> Goal of the exercise
Gather from the material every line that contains the string "JSON".

─── Exercise material ───

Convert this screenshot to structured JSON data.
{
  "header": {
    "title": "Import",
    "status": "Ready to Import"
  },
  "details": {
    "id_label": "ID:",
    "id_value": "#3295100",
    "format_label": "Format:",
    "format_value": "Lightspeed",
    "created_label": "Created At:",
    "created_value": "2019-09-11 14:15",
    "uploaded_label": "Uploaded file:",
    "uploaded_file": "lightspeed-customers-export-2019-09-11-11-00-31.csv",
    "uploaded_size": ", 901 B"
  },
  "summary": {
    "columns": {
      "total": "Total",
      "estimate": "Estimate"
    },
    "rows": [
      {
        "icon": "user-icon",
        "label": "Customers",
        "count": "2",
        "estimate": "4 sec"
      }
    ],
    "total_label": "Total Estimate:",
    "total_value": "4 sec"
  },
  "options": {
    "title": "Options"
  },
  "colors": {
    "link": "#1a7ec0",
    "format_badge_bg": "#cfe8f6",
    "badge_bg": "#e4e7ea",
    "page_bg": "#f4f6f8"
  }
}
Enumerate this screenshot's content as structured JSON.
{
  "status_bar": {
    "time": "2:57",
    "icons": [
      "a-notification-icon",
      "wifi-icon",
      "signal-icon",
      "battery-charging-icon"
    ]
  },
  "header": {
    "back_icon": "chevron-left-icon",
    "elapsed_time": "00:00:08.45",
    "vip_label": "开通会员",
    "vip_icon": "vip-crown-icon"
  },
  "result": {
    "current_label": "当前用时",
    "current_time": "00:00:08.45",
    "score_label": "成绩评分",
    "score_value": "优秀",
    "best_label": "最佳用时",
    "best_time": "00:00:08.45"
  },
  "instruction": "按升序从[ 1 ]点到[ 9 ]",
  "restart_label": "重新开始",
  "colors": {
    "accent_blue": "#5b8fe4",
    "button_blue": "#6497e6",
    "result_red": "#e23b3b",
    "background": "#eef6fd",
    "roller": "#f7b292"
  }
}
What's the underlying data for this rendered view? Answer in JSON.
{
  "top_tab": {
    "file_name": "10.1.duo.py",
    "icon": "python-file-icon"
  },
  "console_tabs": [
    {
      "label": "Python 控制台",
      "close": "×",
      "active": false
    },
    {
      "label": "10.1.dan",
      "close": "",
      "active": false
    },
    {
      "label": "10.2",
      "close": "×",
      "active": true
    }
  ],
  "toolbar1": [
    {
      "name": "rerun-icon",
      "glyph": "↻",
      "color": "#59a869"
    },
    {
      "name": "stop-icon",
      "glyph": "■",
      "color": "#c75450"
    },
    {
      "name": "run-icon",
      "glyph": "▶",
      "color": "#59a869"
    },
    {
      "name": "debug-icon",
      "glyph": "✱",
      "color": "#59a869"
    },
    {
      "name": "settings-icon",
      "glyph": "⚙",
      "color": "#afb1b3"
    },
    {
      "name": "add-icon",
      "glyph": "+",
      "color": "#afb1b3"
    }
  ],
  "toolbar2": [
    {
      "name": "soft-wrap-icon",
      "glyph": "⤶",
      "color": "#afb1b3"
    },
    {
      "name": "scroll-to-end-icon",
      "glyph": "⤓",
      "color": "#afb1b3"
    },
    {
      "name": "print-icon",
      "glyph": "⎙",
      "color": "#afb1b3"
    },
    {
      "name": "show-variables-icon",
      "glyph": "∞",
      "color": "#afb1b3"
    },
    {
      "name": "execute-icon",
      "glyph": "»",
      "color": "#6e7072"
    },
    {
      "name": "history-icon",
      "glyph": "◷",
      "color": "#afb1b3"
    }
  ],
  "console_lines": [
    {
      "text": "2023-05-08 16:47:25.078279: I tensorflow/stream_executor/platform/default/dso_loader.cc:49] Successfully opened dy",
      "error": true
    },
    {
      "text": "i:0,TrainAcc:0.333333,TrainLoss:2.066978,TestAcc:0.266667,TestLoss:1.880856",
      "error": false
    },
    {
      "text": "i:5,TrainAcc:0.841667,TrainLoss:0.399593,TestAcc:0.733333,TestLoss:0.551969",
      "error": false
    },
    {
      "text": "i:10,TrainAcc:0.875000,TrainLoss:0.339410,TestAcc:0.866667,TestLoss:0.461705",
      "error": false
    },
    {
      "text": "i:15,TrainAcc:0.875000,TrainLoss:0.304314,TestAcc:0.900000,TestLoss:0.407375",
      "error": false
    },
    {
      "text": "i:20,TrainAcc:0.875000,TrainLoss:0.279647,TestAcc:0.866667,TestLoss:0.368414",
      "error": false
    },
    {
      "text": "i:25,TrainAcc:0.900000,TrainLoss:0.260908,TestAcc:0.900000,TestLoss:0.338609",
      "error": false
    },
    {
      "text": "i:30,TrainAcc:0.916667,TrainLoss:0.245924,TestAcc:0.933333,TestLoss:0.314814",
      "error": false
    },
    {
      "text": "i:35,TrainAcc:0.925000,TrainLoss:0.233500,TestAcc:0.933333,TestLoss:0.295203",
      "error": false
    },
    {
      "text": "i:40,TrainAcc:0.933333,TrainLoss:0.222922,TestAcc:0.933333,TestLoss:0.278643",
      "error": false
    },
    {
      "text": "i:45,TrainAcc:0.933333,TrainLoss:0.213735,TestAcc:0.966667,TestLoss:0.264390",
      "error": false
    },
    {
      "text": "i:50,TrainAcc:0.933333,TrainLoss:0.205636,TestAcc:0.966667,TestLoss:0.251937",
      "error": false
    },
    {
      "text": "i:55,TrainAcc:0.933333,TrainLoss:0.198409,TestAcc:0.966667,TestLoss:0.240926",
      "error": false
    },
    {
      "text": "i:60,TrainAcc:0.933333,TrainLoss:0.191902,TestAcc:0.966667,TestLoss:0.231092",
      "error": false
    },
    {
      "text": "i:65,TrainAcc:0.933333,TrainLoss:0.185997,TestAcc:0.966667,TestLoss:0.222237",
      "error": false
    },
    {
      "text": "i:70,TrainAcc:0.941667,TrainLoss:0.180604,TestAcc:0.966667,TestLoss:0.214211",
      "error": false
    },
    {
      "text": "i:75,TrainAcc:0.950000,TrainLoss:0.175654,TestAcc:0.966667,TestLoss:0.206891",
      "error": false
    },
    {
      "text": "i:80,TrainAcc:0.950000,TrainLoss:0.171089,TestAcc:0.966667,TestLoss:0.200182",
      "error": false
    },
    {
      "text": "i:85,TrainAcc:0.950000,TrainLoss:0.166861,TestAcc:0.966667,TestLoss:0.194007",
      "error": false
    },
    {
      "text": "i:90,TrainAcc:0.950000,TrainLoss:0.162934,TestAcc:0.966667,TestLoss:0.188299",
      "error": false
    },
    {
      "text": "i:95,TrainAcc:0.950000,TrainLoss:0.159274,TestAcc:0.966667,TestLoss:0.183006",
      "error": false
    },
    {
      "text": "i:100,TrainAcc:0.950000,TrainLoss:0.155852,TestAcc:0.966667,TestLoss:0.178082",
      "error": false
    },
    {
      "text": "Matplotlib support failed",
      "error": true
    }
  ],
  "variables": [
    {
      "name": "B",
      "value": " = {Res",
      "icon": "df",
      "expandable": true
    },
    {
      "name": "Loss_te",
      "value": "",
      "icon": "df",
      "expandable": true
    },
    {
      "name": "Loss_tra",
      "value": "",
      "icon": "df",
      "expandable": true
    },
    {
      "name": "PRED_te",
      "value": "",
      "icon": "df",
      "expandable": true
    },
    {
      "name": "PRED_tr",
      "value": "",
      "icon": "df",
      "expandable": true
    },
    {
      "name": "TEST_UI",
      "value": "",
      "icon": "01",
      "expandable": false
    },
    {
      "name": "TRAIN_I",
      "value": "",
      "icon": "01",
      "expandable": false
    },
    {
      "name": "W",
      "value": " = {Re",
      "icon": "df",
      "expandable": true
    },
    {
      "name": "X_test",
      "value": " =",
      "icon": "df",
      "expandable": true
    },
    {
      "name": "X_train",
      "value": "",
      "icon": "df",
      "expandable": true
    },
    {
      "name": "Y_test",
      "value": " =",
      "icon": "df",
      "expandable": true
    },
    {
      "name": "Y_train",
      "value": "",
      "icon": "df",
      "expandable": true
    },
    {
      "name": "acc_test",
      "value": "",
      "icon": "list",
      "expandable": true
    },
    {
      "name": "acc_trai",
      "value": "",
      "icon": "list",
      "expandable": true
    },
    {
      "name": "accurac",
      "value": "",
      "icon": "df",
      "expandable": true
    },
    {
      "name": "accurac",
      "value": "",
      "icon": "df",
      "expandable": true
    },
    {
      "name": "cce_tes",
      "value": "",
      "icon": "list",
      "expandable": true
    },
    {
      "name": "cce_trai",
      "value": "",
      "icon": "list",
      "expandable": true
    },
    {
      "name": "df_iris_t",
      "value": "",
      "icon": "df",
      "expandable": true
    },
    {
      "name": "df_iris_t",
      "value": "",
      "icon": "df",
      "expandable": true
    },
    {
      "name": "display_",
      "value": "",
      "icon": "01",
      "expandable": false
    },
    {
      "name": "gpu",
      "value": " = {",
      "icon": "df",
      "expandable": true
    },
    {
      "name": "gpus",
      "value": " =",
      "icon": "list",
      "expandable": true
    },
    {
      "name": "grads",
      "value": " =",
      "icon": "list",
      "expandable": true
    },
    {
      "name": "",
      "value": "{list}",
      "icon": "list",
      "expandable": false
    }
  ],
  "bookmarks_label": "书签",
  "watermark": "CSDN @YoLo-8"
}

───

> Response below
Convert this screenshot to structured JSON data.
Enumerate this screenshot's content as structured JSON.
What's the underlying data for this rendered view? Answer in JSON.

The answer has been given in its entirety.